[[ Record set open ]]

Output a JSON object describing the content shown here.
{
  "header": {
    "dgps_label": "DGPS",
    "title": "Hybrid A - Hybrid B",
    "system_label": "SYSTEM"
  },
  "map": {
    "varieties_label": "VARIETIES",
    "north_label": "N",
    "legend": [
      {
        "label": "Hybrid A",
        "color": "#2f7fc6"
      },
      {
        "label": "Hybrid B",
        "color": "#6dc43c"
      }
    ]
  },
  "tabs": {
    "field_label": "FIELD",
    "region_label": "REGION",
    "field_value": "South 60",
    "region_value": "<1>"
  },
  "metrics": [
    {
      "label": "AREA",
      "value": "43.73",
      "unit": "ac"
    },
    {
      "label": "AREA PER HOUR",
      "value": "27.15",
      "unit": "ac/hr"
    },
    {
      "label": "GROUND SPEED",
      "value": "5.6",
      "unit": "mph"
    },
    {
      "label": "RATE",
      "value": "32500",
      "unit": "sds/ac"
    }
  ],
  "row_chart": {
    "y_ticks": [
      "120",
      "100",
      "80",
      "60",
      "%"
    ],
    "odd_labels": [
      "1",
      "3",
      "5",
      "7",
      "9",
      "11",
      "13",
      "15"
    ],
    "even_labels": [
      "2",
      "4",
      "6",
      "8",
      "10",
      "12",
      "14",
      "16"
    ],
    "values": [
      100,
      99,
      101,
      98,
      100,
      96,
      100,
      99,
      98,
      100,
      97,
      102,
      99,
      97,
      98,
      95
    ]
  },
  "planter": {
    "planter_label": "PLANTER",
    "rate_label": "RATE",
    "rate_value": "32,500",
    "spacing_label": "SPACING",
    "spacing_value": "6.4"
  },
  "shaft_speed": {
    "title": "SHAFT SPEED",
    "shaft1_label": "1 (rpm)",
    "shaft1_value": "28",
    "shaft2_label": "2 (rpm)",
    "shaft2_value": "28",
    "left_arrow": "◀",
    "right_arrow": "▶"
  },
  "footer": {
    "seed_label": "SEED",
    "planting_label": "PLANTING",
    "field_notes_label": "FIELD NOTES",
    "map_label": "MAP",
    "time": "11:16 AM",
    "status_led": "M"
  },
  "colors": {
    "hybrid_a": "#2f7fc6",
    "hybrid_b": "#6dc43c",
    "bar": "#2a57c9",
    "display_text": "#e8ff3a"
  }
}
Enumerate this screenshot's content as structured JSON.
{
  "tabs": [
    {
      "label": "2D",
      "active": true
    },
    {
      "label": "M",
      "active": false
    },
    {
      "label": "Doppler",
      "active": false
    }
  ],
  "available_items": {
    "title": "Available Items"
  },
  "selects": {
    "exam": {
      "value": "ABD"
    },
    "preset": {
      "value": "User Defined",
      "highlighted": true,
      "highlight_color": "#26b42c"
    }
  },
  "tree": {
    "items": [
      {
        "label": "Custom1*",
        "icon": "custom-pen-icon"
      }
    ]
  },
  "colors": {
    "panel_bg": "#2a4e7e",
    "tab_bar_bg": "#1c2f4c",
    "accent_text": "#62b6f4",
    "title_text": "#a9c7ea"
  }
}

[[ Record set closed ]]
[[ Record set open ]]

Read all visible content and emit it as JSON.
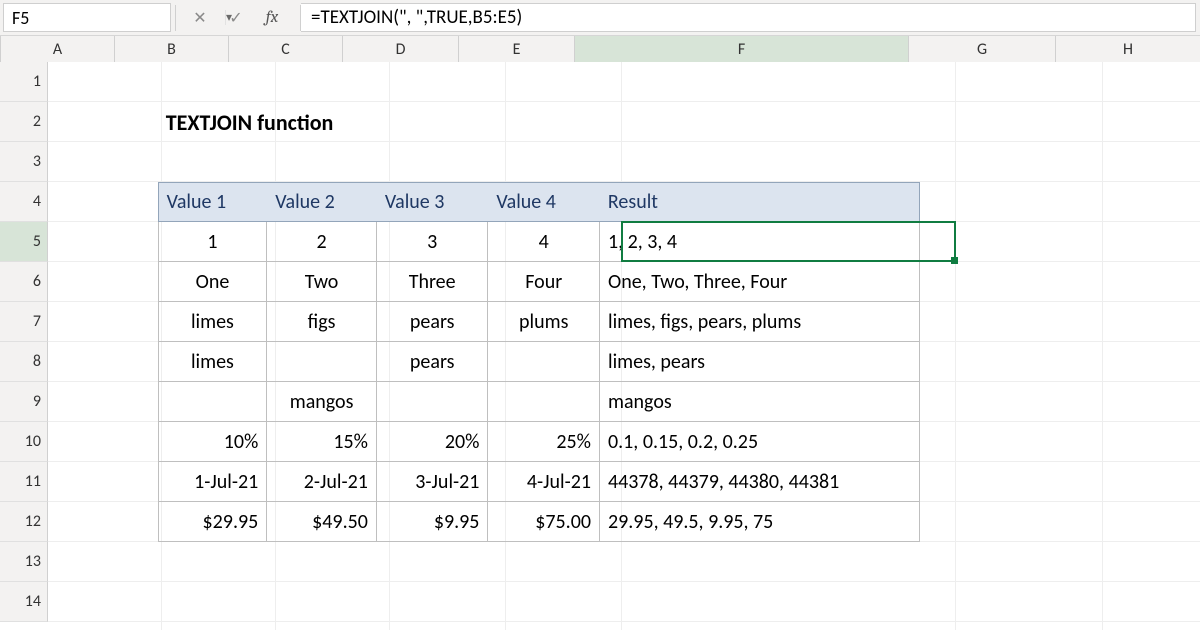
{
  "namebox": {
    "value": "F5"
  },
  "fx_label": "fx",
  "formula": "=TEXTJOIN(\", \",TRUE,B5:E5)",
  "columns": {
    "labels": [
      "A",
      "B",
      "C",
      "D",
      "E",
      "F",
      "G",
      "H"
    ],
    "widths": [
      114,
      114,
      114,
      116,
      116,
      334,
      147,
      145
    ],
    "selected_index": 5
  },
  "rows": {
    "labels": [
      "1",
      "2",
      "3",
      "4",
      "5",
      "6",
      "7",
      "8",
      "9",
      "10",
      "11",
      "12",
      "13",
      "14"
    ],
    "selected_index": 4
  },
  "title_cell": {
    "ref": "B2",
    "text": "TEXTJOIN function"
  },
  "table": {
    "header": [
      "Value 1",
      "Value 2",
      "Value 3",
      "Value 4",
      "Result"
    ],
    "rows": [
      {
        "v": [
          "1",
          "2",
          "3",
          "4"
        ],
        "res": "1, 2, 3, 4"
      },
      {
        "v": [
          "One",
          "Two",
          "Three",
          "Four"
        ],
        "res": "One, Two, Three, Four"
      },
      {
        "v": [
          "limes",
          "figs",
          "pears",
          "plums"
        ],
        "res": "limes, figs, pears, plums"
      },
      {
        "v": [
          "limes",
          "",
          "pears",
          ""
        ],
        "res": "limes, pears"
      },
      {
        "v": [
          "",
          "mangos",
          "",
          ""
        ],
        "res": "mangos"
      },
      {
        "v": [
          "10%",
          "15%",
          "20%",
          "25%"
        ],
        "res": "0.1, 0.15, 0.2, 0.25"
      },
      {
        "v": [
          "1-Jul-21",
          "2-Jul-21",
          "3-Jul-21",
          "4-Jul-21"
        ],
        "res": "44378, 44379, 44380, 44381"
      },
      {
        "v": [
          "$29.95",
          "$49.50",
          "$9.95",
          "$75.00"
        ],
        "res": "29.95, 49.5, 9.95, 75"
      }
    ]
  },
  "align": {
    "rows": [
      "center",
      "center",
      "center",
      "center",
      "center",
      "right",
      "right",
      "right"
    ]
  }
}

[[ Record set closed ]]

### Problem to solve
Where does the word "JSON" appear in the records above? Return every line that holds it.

### Solution for this problem
Output a JSON object describing the content shown here.
Enumerate this screenshot's content as structured JSON.
Read all visible content and emit it as JSON.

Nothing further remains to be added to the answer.